- [Given records]:
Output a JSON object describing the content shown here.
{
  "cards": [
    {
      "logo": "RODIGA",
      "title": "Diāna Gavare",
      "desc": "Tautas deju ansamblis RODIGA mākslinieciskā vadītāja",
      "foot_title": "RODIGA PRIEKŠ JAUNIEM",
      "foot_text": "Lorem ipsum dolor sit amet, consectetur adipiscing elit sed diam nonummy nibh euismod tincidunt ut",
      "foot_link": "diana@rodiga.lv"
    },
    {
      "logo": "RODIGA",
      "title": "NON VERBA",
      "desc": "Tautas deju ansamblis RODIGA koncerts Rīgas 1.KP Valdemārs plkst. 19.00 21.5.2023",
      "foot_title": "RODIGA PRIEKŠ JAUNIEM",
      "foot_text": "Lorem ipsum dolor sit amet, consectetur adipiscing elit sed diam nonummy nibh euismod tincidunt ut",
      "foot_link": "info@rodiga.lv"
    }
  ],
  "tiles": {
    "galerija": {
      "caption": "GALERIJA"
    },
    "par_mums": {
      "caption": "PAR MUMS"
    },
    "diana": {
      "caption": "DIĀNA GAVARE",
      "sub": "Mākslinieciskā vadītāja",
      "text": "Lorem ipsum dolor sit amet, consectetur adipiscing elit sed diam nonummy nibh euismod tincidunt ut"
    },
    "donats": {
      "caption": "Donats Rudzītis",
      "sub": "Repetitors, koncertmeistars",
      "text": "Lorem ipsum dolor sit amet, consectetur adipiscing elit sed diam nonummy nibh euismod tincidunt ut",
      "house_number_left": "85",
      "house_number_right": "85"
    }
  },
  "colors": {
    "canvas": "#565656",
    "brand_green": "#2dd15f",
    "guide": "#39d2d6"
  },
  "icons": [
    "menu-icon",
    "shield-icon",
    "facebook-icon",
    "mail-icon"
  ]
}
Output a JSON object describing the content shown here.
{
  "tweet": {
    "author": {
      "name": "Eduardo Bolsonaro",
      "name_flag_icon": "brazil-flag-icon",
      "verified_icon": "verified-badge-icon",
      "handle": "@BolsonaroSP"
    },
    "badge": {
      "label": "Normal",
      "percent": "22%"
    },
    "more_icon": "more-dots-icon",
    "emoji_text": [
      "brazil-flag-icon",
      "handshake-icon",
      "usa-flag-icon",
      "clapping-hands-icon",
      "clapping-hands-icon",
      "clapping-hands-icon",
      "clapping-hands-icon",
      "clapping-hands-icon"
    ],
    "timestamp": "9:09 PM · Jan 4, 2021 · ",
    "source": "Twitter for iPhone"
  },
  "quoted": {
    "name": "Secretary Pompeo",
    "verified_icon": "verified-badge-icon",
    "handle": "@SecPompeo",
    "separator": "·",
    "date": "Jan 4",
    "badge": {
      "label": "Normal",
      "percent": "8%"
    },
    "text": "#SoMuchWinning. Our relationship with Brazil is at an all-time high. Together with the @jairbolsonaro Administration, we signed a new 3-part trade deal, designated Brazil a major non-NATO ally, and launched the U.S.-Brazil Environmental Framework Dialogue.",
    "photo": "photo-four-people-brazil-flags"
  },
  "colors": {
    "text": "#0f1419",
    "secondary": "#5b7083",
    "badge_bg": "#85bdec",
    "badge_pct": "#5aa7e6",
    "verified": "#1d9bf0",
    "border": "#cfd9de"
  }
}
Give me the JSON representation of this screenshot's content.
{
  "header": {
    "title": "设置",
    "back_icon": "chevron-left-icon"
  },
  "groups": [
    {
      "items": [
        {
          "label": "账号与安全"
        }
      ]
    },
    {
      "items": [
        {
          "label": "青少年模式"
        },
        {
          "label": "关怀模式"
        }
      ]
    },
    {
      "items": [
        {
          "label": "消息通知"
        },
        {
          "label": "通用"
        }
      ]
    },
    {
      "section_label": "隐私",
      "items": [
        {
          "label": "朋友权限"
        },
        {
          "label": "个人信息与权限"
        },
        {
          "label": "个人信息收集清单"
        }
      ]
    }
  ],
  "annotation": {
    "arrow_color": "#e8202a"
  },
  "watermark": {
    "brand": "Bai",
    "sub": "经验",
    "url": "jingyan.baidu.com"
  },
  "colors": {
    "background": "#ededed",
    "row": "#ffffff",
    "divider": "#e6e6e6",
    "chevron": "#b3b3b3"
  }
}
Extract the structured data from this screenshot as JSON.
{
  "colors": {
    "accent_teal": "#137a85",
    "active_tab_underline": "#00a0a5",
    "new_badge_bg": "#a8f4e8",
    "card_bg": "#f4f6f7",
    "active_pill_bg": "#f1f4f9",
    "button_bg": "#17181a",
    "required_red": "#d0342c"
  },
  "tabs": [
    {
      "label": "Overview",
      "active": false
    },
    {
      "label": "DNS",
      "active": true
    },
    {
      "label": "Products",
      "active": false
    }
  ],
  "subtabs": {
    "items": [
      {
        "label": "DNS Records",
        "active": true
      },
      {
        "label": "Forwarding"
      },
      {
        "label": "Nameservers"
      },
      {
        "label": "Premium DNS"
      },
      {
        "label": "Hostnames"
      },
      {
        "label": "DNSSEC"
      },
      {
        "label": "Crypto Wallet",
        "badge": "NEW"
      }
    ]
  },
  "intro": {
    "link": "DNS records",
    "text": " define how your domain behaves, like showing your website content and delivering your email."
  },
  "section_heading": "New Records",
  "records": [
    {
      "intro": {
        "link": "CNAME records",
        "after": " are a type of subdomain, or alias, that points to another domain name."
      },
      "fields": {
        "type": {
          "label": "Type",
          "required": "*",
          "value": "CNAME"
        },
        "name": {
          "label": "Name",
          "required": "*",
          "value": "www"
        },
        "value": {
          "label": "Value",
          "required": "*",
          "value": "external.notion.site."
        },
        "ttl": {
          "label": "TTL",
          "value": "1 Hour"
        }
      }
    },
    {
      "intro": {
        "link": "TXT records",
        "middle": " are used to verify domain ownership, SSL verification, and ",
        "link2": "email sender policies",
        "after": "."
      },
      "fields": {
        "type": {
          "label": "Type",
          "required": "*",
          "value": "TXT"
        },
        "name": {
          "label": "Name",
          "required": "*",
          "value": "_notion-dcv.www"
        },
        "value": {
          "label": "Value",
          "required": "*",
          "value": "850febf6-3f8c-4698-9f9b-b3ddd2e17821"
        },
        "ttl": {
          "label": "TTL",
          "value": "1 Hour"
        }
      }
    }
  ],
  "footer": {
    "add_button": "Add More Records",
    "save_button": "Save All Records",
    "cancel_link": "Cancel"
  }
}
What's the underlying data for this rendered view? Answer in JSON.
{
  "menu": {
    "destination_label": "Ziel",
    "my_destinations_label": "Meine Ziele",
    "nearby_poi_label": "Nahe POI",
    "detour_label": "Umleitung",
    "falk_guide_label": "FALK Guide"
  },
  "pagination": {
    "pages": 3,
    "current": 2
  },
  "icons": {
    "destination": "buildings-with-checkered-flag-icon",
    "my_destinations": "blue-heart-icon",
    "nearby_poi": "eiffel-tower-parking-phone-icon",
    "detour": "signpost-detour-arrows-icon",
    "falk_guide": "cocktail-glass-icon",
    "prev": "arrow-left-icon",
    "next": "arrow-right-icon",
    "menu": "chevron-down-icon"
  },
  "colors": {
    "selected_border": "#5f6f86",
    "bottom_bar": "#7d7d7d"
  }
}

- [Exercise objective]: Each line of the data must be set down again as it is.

- [Result of the exercise]:
Output a JSON object describing the content shown here.
{
  "cards": [
    {
      "logo": "RODIGA",
      "title": "Diāna Gavare",
      "desc": "Tautas deju ansamblis RODIGA mākslinieciskā vadītāja",
      "foot_title": "RODIGA PRIEKŠ JAUNIEM",
      "foot_text": "Lorem ipsum dolor sit amet, consectetur adipiscing elit sed diam nonummy nibh euismod tincidunt ut",
      "foot_link": "diana@rodiga.lv"
    },
    {
      "logo": "RODIGA",
      "title": "NON VERBA",
      "desc": "Tautas deju ansamblis RODIGA koncerts Rīgas 1.KP Valdemārs plkst. 19.00 21.5.2023",
      "foot_title": "RODIGA PRIEKŠ JAUNIEM",
      "foot_text": "Lorem ipsum dolor sit amet, consectetur adipiscing elit sed diam nonummy nibh euismod tincidunt ut",
      "foot_link": "info@rodiga.lv"
    }
  ],
  "tiles": {
    "galerija": {
      "caption": "GALERIJA"
    },
    "par_mums": {
      "caption": "PAR MUMS"
    },
    "diana": {
      "caption": "DIĀNA GAVARE",
      "sub": "Mākslinieciskā vadītāja",
      "text": "Lorem ipsum dolor sit amet, consectetur adipiscing elit sed diam nonummy nibh euismod tincidunt ut"
    },
    "donats": {
      "caption": "Donats Rudzītis",
      "sub": "Repetitors, koncertmeistars",
      "text": "Lorem ipsum dolor sit amet, consectetur adipiscing elit sed diam nonummy nibh euismod tincidunt ut",
      "house_number_left": "85",
      "house_number_right": "85"
    }
  },
  "colors": {
    "canvas": "#565656",
    "brand_green": "#2dd15f",
    "guide": "#39d2d6"
  },
  "icons": [
    "menu-icon",
    "shield-icon",
    "facebook-icon",
    "mail-icon"
  ]
}
Output a JSON object describing the content shown here.
{
  "tweet": {
    "author": {
      "name": "Eduardo Bolsonaro",
      "name_flag_icon": "brazil-flag-icon",
      "verified_icon": "verified-badge-icon",
      "handle": "@BolsonaroSP"
    },
    "badge": {
      "label": "Normal",
      "percent": "22%"
    },
    "more_icon": "more-dots-icon",
    "emoji_text": [
      "brazil-flag-icon",
      "handshake-icon",
      "usa-flag-icon",
      "clapping-hands-icon",
      "clapping-hands-icon",
      "clapping-hands-icon",
      "clapping-hands-icon",
      "clapping-hands-icon"
    ],
    "timestamp": "9:09 PM · Jan 4, 2021 · ",
    "source": "Twitter for iPhone"
  },
  "quoted": {
    "name": "Secretary Pompeo",
    "verified_icon": "verified-badge-icon",
    "handle": "@SecPompeo",
    "separator": "·",
    "date": "Jan 4",
    "badge": {
      "label": "Normal",
      "percent": "8%"
    },
    "text": "#SoMuchWinning. Our relationship with Brazil is at an all-time high. Together with the @jairbolsonaro Administration, we signed a new 3-part trade deal, designated Brazil a major non-NATO ally, and launched the U.S.-Brazil Environmental Framework Dialogue.",
    "photo": "photo-four-people-brazil-flags"
  },
  "colors": {
    "text": "#0f1419",
    "secondary": "#5b7083",
    "badge_bg": "#85bdec",
    "badge_pct": "#5aa7e6",
    "verified": "#1d9bf0",
    "border": "#cfd9de"
  }
}
Give me the JSON representation of this screenshot's content.
{
  "header": {
    "title": "设置",
    "back_icon": "chevron-left-icon"
  },
  "groups": [
    {
      "items": [
        {
          "label": "账号与安全"
        }
      ]
    },
    {
      "items": [
        {
          "label": "青少年模式"
        },
        {
          "label": "关怀模式"
        }
      ]
    },
    {
      "items": [
        {
          "label": "消息通知"
        },
        {
          "label": "通用"
        }
      ]
    },
    {
      "section_label": "隐私",
      "items": [
        {
          "label": "朋友权限"
        },
        {
          "label": "个人信息与权限"
        },
        {
          "label": "个人信息收集清单"
        }
      ]
    }
  ],
  "annotation": {
    "arrow_color": "#e8202a"
  },
  "watermark": {
    "brand": "Bai",
    "sub": "经验",
    "url": "jingyan.baidu.com"
  },
  "colors": {
    "background": "#ededed",
    "row": "#ffffff",
    "divider": "#e6e6e6",
    "chevron": "#b3b3b3"
  }
}
Extract the structured data from this screenshot as JSON.
{
  "colors": {
    "accent_teal": "#137a85",
    "active_tab_underline": "#00a0a5",
    "new_badge_bg": "#a8f4e8",
    "card_bg": "#f4f6f7",
    "active_pill_bg": "#f1f4f9",
    "button_bg": "#17181a",
    "required_red": "#d0342c"
  },
  "tabs": [
    {
      "label": "Overview",
      "active": false
    },
    {
      "label": "DNS",
      "active": true
    },
    {
      "label": "Products",
      "active": false
    }
  ],
  "subtabs": {
    "items": [
      {
        "label": "DNS Records",
        "active": true
      },
      {
        "label": "Forwarding"
      },
      {
        "label": "Nameservers"
      },
      {
        "label": "Premium DNS"
      },
      {
        "label": "Hostnames"
      },
      {
        "label": "DNSSEC"
      },
      {
        "label": "Crypto Wallet",
        "badge": "NEW"
      }
    ]
  },
  "intro": {
    "link": "DNS records",
    "text": " define how your domain behaves, like showing your website content and delivering your email."
  },
  "section_heading": "New Records",
  "records": [
    {
      "intro": {
        "link": "CNAME records",
        "after": " are a type of subdomain, or alias, that points to another domain name."
      },
      "fields": {
        "type": {
          "label": "Type",
          "required": "*",
          "value": "CNAME"
        },
        "name": {
          "label": "Name",
          "required": "*",
          "value": "www"
        },
        "value": {
          "label": "Value",
          "required": "*",
          "value": "external.notion.site."
        },
        "ttl": {
          "label": "TTL",
          "value": "1 Hour"
        }
      }
    },
    {
      "intro": {
        "link": "TXT records",
        "middle": " are used to verify domain ownership, SSL verification, and ",
        "link2": "email sender policies",
        "after": "."
      },
      "fields": {
        "type": {
          "label": "Type",
          "required": "*",
          "value": "TXT"
        },
        "name": {
          "label": "Name",
          "required": "*",
          "value": "_notion-dcv.www"
        },
        "value": {
          "label": "Value",
          "required": "*",
          "value": "850febf6-3f8c-4698-9f9b-b3ddd2e17821"
        },
        "ttl": {
          "label": "TTL",
          "value": "1 Hour"
        }
      }
    }
  ],
  "footer": {
    "add_button": "Add More Records",
    "save_button": "Save All Records",
    "cancel_link": "Cancel"
  }
}
What's the underlying data for this rendered view? Answer in JSON.
{
  "menu": {
    "destination_label": "Ziel",
    "my_destinations_label": "Meine Ziele",
    "nearby_poi_label": "Nahe POI",
    "detour_label": "Umleitung",
    "falk_guide_label": "FALK Guide"
  },
  "pagination": {
    "pages": 3,
    "current": 2
  },
  "icons": {
    "destination": "buildings-with-checkered-flag-icon",
    "my_destinations": "blue-heart-icon",
    "nearby_poi": "eiffel-tower-parking-phone-icon",
    "detour": "signpost-detour-arrows-icon",
    "falk_guide": "cocktail-glass-icon",
    "prev": "arrow-left-icon",
    "next": "arrow-right-icon",
    "menu": "chevron-down-icon"
  },
  "colors": {
    "selected_border": "#5f6f86",
    "bottom_bar": "#7d7d7d"
  }
}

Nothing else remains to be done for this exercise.